Clipper Lane runs off River Road just east of Kenwood. Bill lived there for years, when he was working at the Agriculture Department's animal research station in Bethesda. He broke in a couple of zebras once, drove them up Wisconisn Avenue in triumph. He also managed Tom Pearson's farm: that would be Drew's father.
A gathering of clippers in a stately house deep in Northwest: there are 18 of them, four generations, including Cleveland, Bill's son. The younger Clipper cover a broad range of Washington life: furniture refinisher, Department of Commerce technician, NIH genetics specialist, paving contractor, IBM computer analyst, FHA and HEW people, gift shop clerK, cab driver, publishing firm executive, commercial artist, self-employed portrait photographer.
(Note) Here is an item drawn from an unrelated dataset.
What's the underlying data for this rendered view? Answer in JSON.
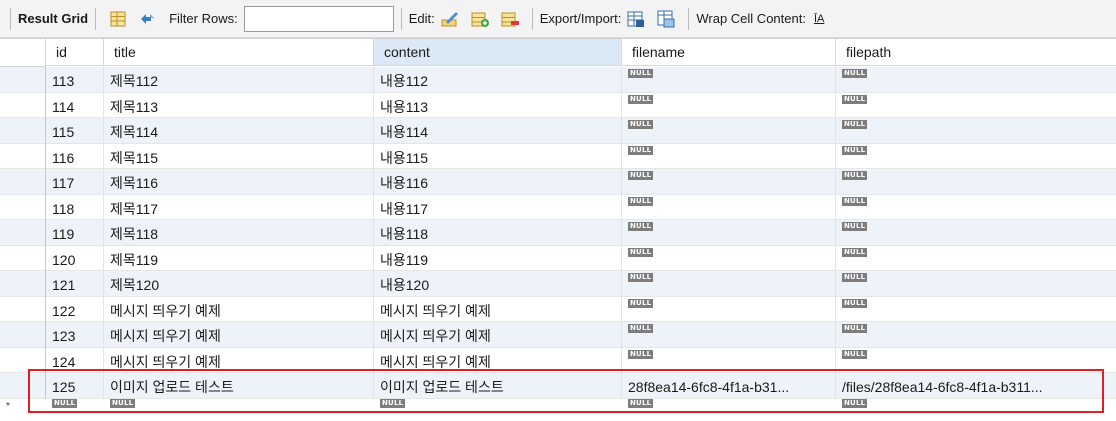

Cleveland has been a security guard most recently, but he recollects the days when a man earned $12 a year for hard labor on a dairy farm, when "working for the government" meant, to a black man, lifting 100-pound loads all day.
The others listen to him and his nephews and then they play Ed Wesley's tapes once again while the women pass around punch and cake.
"Sometimes you wouldn't get no money at all. Got 50 cents for a cord of wood, but you got paid in trade. A new ax handle."
"I recall coming from Pine Woods to River Road about 1912. Took a long time. Horse and wagon."
"From White's Ferry you could hear the band playing all the way over at Leesburg.Edwards Ferry was gone then, but not White's . . ."
A jumbled story. Bits and pieces, flashes of some scene long past, its brilliant reality imprisoned in one mind forever, for all the tapes and interviews and pleadings to try and tell it, tell how the morning air smelled, how the light glittered on the quiet water and leaf shadows flickered along the path, how the harness creaked, and the heavy rope, and the weary wood of the barge gunwale, how the mule's bell clinked softly in the thick summer air . . .
You can put it all down, all the deates of a life, all the places lived in and jobs worked at all the descendants and their dates and places and jobs, but it's still not enough, there's still that feeling you have missed the essence of it somewhere along the line, the taste of it, the wonderful miscellany of its moments. Maybe you should leave it jumbled, the way it happened.